The expected answer is a copy of every line in the listing that has the word "users".

┌────────

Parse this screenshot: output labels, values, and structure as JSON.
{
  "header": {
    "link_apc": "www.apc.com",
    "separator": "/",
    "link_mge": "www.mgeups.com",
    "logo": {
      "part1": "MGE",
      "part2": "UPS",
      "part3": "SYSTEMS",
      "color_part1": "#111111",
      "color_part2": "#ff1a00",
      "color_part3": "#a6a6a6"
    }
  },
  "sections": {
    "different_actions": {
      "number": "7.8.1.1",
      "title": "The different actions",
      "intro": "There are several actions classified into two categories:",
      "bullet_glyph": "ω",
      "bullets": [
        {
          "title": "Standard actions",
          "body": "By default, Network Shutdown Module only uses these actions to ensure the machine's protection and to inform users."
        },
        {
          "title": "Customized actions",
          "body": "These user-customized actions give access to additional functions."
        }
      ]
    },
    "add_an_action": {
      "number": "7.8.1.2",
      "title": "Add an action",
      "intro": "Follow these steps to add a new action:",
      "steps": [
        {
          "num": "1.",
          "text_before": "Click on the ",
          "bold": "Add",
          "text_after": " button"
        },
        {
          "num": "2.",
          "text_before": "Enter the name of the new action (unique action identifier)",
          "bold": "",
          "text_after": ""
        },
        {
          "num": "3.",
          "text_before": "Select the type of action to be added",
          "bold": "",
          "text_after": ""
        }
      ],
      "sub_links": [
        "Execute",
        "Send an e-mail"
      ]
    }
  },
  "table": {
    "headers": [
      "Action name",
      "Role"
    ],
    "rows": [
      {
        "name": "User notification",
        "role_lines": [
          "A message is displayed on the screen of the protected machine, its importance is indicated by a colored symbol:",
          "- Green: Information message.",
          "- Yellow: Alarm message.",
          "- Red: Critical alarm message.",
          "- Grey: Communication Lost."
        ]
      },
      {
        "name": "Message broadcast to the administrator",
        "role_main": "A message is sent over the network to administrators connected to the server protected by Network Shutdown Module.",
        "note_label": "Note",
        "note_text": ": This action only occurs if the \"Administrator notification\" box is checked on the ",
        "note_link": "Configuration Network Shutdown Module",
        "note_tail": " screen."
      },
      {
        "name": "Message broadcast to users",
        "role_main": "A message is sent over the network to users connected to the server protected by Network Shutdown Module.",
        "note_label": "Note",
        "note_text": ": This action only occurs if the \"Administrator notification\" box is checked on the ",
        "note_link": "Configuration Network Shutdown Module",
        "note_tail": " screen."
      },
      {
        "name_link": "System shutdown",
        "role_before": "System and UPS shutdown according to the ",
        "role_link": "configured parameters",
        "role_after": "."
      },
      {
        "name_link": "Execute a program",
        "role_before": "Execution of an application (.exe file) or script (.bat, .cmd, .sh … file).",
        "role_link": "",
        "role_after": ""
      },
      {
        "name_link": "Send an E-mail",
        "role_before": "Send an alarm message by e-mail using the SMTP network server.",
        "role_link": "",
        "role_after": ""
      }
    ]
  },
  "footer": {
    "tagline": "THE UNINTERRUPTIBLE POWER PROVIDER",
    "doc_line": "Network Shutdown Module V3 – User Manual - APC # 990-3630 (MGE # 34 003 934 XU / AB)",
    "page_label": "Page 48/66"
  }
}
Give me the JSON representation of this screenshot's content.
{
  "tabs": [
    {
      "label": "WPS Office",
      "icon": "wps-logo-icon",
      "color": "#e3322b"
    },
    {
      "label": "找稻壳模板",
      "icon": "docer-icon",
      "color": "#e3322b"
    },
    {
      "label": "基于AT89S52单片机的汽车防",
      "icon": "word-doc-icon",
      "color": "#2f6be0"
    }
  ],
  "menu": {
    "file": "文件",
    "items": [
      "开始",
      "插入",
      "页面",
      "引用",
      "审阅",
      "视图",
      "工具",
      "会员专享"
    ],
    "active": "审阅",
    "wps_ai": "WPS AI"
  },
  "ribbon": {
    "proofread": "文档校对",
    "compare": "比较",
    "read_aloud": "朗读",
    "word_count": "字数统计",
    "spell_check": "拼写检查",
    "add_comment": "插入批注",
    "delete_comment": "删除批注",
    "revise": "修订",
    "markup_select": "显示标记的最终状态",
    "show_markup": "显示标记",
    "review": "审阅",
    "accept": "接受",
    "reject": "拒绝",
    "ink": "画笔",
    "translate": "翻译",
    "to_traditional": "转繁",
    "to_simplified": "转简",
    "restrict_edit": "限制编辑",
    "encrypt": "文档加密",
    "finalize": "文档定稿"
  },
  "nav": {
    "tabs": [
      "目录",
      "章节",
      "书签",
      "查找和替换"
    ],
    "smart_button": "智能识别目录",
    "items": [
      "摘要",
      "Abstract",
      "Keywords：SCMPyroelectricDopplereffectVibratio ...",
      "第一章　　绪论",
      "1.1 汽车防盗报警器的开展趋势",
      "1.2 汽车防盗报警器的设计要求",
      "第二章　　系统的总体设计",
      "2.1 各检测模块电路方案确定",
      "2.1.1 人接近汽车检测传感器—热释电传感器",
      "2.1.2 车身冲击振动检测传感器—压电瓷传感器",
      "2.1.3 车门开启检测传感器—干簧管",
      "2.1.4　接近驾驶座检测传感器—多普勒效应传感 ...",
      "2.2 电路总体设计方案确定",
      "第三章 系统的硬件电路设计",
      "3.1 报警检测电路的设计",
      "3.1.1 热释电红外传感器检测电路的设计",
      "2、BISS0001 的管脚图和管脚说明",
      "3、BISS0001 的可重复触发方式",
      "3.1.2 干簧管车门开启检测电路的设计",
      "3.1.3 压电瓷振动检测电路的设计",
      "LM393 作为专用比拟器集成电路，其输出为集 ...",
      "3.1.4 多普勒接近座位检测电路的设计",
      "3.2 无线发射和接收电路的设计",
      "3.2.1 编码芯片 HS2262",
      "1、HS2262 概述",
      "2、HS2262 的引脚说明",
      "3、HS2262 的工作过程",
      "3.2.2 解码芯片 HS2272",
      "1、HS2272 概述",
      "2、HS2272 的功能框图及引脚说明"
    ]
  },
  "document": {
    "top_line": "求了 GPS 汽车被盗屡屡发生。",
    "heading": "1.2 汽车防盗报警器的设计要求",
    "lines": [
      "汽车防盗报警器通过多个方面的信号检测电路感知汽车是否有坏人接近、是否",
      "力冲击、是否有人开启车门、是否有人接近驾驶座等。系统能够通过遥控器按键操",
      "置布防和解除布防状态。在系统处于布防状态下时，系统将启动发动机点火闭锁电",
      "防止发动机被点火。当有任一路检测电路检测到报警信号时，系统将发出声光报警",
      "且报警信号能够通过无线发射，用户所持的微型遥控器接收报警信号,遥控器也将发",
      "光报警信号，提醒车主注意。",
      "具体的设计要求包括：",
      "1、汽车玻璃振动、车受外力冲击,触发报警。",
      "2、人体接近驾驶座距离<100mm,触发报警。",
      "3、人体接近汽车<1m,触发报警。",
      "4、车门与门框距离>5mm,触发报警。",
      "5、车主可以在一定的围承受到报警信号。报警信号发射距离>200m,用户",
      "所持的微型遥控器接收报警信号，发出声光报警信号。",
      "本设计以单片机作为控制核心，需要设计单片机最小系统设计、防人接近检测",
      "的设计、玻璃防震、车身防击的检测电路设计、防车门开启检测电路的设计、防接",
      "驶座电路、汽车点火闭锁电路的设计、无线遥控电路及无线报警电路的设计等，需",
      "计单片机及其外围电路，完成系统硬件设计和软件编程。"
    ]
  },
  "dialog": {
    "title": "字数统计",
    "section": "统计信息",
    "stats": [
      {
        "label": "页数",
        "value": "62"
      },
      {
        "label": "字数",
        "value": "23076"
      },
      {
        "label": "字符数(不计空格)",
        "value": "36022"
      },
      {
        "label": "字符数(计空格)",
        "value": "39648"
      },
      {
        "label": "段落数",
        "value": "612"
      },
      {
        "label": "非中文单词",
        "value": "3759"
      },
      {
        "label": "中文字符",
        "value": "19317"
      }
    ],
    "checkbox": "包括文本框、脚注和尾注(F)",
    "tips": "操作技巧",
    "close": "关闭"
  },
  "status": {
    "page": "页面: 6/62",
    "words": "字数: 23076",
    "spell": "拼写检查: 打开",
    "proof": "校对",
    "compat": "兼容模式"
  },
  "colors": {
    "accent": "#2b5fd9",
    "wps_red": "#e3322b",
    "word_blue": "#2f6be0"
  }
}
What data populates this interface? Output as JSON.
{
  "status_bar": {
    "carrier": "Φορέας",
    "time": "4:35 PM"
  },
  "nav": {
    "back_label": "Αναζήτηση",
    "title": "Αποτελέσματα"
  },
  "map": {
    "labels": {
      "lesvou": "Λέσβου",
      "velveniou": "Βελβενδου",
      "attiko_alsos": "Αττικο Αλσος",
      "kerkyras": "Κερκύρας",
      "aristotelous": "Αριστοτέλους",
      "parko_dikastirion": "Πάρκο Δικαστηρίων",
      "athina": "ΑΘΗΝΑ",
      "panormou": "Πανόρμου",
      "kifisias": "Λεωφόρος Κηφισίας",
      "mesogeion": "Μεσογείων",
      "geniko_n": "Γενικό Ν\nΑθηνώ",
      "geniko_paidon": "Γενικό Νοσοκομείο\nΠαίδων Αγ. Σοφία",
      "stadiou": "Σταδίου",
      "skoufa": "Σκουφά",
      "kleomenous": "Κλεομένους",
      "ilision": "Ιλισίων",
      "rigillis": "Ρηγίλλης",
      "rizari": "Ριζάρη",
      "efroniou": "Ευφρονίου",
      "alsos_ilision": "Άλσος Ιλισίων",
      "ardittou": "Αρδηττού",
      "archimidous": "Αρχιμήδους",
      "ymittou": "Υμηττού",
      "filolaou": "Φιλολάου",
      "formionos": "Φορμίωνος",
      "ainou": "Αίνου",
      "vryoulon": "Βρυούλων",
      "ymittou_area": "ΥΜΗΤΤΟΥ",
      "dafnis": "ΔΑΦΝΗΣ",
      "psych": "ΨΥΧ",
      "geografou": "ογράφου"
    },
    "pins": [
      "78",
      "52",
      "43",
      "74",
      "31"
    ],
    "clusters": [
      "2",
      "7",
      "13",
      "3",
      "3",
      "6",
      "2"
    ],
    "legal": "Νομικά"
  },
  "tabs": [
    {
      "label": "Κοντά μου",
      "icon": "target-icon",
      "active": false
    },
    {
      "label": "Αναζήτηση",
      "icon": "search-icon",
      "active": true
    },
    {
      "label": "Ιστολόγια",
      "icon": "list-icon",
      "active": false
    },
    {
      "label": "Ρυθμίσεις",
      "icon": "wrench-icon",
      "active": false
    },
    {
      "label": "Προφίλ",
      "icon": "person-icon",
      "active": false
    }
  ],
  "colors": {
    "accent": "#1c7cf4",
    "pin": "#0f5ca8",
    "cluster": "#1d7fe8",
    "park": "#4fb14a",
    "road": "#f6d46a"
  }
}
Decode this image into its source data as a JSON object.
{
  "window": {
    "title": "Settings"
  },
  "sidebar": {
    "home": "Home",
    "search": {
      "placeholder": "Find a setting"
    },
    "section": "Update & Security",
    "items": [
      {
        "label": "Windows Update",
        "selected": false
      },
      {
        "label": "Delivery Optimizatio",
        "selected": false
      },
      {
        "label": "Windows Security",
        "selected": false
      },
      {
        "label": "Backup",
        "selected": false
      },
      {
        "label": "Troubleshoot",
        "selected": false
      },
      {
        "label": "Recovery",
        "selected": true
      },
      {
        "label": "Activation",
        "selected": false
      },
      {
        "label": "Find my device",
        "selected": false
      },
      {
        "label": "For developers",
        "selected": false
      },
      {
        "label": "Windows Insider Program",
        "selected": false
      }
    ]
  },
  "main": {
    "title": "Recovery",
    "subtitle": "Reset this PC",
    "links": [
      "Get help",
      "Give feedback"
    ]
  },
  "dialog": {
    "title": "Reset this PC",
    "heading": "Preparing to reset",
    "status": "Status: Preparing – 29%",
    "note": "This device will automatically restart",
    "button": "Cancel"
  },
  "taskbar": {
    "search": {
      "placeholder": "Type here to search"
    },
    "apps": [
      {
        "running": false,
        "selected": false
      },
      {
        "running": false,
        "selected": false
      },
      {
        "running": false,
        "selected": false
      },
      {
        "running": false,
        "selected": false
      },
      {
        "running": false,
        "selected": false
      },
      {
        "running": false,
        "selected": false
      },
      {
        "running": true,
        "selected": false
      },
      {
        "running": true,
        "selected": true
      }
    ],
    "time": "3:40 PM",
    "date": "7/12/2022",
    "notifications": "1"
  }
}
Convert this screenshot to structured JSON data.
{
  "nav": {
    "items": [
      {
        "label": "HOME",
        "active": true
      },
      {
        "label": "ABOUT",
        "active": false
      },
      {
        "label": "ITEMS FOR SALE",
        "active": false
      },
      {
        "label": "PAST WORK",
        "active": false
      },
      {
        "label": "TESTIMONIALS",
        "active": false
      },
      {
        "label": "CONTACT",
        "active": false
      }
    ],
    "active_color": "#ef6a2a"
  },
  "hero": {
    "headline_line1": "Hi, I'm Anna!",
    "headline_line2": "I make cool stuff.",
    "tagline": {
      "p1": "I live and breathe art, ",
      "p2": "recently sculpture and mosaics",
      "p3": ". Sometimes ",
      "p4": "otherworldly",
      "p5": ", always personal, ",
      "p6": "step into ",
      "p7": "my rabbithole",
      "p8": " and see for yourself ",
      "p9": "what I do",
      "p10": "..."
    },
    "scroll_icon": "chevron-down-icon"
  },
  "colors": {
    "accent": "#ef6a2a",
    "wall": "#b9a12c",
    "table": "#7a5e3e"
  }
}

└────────

[Solution]
          "body": "By default, Network Shutdown Module only uses these actions to ensure the machine's protection and to inform users."
        "name": "Message broadcast to users",
        "role_main": "A message is sent over the network to users connected to the server protected by Network Shutdown Module.",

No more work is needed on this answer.